Website and app data records:
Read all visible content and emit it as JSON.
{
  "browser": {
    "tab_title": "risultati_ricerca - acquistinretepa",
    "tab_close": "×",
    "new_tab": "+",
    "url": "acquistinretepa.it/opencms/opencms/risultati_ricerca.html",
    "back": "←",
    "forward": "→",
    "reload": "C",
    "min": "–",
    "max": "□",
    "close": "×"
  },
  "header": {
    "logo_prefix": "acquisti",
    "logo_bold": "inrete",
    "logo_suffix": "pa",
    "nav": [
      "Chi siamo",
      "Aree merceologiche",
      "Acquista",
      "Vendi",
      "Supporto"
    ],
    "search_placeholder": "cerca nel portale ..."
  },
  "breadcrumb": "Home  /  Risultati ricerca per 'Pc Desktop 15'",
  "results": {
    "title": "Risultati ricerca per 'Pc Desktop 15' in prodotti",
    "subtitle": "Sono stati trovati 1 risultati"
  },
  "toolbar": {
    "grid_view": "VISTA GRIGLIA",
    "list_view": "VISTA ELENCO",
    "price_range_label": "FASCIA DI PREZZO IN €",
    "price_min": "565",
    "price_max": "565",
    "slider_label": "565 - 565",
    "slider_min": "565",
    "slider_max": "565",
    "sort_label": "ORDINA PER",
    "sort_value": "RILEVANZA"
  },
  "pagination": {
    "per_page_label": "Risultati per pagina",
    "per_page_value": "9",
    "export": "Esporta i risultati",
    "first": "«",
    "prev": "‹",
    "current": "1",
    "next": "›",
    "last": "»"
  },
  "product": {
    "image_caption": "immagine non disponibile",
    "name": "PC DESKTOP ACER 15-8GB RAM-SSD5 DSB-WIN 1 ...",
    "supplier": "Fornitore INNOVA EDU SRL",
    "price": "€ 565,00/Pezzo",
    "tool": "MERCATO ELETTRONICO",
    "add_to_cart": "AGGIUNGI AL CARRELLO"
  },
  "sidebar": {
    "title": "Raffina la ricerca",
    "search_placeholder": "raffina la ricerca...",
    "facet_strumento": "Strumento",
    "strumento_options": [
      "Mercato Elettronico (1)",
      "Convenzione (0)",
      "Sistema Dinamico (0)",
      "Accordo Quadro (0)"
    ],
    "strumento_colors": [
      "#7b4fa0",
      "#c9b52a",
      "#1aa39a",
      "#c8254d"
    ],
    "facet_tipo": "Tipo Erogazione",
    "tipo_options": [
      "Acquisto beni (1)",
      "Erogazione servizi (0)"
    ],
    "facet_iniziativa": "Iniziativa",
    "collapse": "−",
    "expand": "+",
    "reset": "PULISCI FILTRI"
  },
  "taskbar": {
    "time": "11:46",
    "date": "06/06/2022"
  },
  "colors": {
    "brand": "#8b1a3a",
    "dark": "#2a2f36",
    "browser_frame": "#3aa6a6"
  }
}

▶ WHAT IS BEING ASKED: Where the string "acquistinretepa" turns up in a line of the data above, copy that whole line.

▶ ANSWER:
    "tab_title": "risultati_ricerca - acquistinretepa",
    "url": "acquistinretepa.it/opencms/opencms/risultati_ricerca.html",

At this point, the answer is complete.